Jessica: These are hospitals that look like shopping malls just one or two floors big open spaces.
Anne: I mean that’s very kind of capsule history of the 20th-century hospital.
Roman: We’ve done away with completely round rooms now, but the general idea of round rooms being easier to keep clean has actually persisted.
Anne: So where the wall meets the floor if you go visit a hospital today you’ll see it’s probably curved so that nothing could get stuck in the in the right angle between the wall and the floor.
Roman: As for the castle-like building that house the first cancer hospital it went through another really dark period.
Jim: In the mid-1950s, it becomes Tower nursing home, that becomes one of the most notorious nursing homes in New York and this is a place where terrible things happen roaches crawling around walls and patients being abused.
Jessica: The nursing home was shut down in the 1970s and the building sat vacant and in a state of disrepair for a long time. Jim Rasenberger used to walk by it in the 80s and said it was a spooky place.
Jim: He was at a haunted house you know but it was even better than that it was a haunted castle. It just seemed to be on an inevitable fall into a pile of bricks, it was really
they didn’t seem to be any escape from that fate because it had gotten so bad you thought well who’s gonna come in here now I mean who would come in and try to make something of this building.

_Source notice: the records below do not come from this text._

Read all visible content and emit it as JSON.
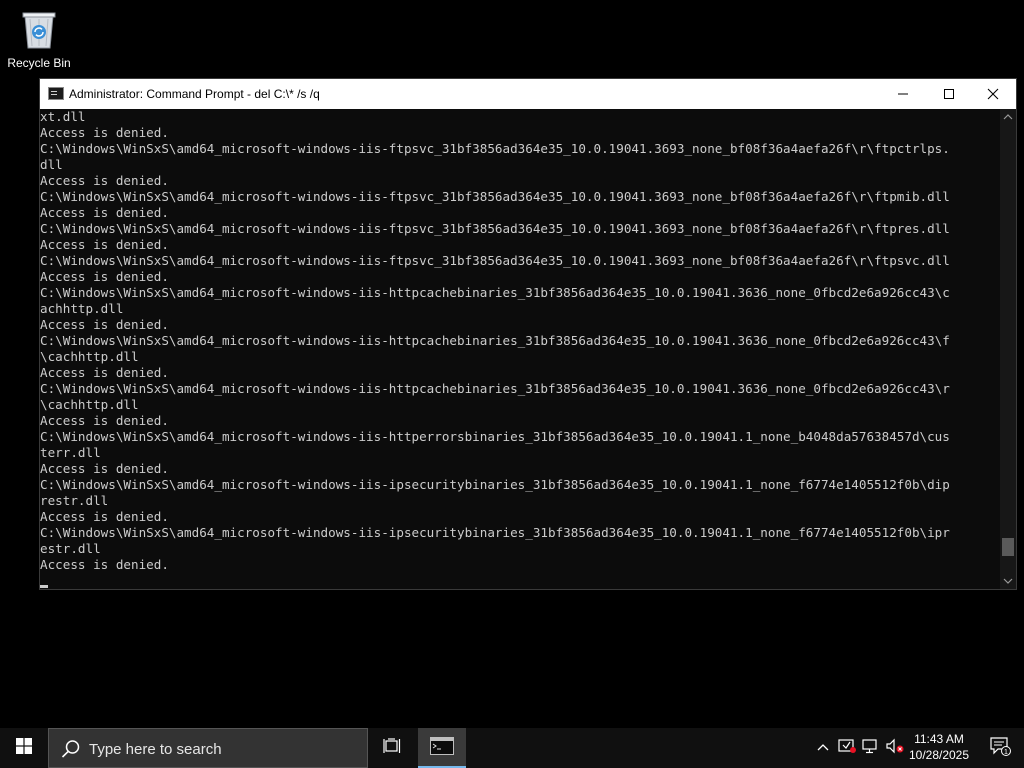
{
  "desktop": {
    "icons": [
      {
        "label": "Recycle Bin",
        "icon": "recycle-bin-icon"
      }
    ]
  },
  "window": {
    "title": "Administrator: Command Prompt - del  C:\\* /s /q",
    "icon": "console-icon",
    "controls": {
      "minimize": "minimize-icon",
      "maximize": "maximize-icon",
      "close": "close-icon"
    },
    "console": {
      "text_color": "#cccccc",
      "background": "#0c0c0c",
      "lines": [
        "xt.dll",
        "Access is denied.",
        "C:\\Windows\\WinSxS\\amd64_microsoft-windows-iis-ftpsvc_31bf3856ad364e35_10.0.19041.3693_none_bf08f36a4aefa26f\\r\\ftpctrlps.",
        "dll",
        "Access is denied.",
        "C:\\Windows\\WinSxS\\amd64_microsoft-windows-iis-ftpsvc_31bf3856ad364e35_10.0.19041.3693_none_bf08f36a4aefa26f\\r\\ftpmib.dll",
        "Access is denied.",
        "C:\\Windows\\WinSxS\\amd64_microsoft-windows-iis-ftpsvc_31bf3856ad364e35_10.0.19041.3693_none_bf08f36a4aefa26f\\r\\ftpres.dll",
        "Access is denied.",
        "C:\\Windows\\WinSxS\\amd64_microsoft-windows-iis-ftpsvc_31bf3856ad364e35_10.0.19041.3693_none_bf08f36a4aefa26f\\r\\ftpsvc.dll",
        "Access is denied.",
        "C:\\Windows\\WinSxS\\amd64_microsoft-windows-iis-httpcachebinaries_31bf3856ad364e35_10.0.19041.3636_none_0fbcd2e6a926cc43\\c",
        "achhttp.dll",
        "Access is denied.",
        "C:\\Windows\\WinSxS\\amd64_microsoft-windows-iis-httpcachebinaries_31bf3856ad364e35_10.0.19041.3636_none_0fbcd2e6a926cc43\\f",
        "\\cachhttp.dll",
        "Access is denied.",
        "C:\\Windows\\WinSxS\\amd64_microsoft-windows-iis-httpcachebinaries_31bf3856ad364e35_10.0.19041.3636_none_0fbcd2e6a926cc43\\r",
        "\\cachhttp.dll",
        "Access is denied.",
        "C:\\Windows\\WinSxS\\amd64_microsoft-windows-iis-httperrorsbinaries_31bf3856ad364e35_10.0.19041.1_none_b4048da57638457d\\cus",
        "terr.dll",
        "Access is denied.",
        "C:\\Windows\\WinSxS\\amd64_microsoft-windows-iis-ipsecuritybinaries_31bf3856ad364e35_10.0.19041.1_none_f6774e1405512f0b\\dip",
        "restr.dll",
        "Access is denied.",
        "C:\\Windows\\WinSxS\\amd64_microsoft-windows-iis-ipsecuritybinaries_31bf3856ad364e35_10.0.19041.1_none_f6774e1405512f0b\\ipr",
        "estr.dll",
        "Access is denied."
      ],
      "scroll_position": 0.96,
      "scroll_visible_fraction": 0.04
    }
  },
  "taskbar": {
    "start_icon": "windows-start-icon",
    "search": {
      "placeholder": "Type here to search",
      "icon": "search-icon"
    },
    "task_view_icon": "task-view-icon",
    "pinned": [
      {
        "icon": "command-prompt-icon",
        "active": true
      }
    ],
    "accent_color": "#76b9ed",
    "tray": {
      "icons": [
        "chevron-up-icon",
        "security-icon",
        "network-icon",
        "volume-muted-icon"
      ]
    },
    "clock": {
      "time": "11:43 AM",
      "date": "10/28/2025"
    },
    "notifications": {
      "icon": "notification-icon",
      "count": "1"
    }
  }
}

Roman: That was New York in the 1980s in 21st century Manhattan even haunted castles
can be turned into luxury condominiums.
Jessica: In the year 2000, the building was bought by a developer, now it’s 17 condo units a parking garage a spa a pool and a fitness center.
Roman: The hospital castle on the park finally became on the inside what had always pretended to be on the outside – a nice place for rich people.
Roman: 99% invisible was produced this week by Jessica Miller and Katie Mingle with Sam Greenspan, Avery Truffle Minh and me, Roman Mars. We are a project of 91.7 local Public Radio KALW in San Francisco and produced out of the offices of arcsine and open-hearted collaboratively minded architecture firm that generously gives us our home in beautiful downtown Oakland, California.